As we reach the end of this story we learn to love the little girl, an unwilling witness of so much hatred and intolerance and we cannot but admire the woman who leaving any ideology aside tried to recapture those terrible days not to judge or condemn but to honor the living and pay homage to the dead.

At this point I hope that I had been able to show our authors’ need to exorcise the abuse, despondency, helplessness and humiliation rampant during some of Argentina’s darkest days. But when I speak of our authors I also want to include all those authors around the world who constantly commit themselves to denounce the misery to which the human condition is subjected time and time again.

In the exercise of this collective effort, words have always proved an efficient remedy to address the most painful facts of life. But in those circumstances, what words should we choose, among all words? How should an author recognize the best way to display his own state of grace? And finally, how should he make emotions break loose on the page until the text carefully selected fulfills its cathartic role?

Fictionalization starts long before the writing process. It takes place while the experience that moves our soul oozes out its essence, drop by drop revealing its own flesh and blood.

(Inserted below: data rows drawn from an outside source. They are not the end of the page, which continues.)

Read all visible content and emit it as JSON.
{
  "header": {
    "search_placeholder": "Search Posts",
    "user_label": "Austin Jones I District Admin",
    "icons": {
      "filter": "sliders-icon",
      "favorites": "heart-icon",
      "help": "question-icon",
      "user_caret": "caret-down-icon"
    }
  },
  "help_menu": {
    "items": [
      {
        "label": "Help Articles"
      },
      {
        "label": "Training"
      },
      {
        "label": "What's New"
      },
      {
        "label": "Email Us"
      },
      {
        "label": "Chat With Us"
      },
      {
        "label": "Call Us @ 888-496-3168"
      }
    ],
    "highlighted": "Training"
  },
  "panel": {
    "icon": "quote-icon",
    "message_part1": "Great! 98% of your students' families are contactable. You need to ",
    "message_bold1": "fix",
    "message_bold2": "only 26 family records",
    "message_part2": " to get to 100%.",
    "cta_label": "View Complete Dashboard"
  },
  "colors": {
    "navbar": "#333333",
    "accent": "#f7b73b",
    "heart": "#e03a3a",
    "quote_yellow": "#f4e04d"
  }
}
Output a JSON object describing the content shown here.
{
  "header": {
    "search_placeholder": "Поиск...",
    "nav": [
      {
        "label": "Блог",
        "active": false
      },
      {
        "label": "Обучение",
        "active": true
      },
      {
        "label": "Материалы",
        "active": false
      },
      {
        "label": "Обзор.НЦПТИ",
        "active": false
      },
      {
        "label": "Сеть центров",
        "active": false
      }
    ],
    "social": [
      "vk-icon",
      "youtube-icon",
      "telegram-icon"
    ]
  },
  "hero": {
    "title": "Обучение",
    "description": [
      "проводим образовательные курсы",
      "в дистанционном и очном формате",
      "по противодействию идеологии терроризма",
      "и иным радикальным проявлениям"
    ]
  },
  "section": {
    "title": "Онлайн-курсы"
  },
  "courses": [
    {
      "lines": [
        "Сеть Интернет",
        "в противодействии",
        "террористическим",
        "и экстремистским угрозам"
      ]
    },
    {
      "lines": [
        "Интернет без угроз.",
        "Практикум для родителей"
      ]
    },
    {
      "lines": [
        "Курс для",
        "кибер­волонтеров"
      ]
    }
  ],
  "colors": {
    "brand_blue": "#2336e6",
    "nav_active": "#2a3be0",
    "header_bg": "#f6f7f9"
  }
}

Then, it will be necessary to explore and mine. Time is on the author’s side. Distance too may be of help. It will give him the correct perspective and an exact point from where to start.

Soon the moment will arrive to extrapolate this raw material into an incipient mode of expression.

What the author may find in this deliberate chosen path of consciousness will depend on the different nuances his perceptive being can grasp.

Now, it is in this territory and under these extraordinary circumstances that the alchemy of words will take place.

Nevertheless, no matter how hard the author tries, no matter how long, words will just be words if his innermost beliefs, the way he cares for his own existence and that of his fellow men remains devoid of the heroic meaning all human experience bears in itself. And even then that experience will still have to be turned into some kind of sacred bread on which to feed for words to get endowed with a true aesthetic, religious, healing force.  

Thank you.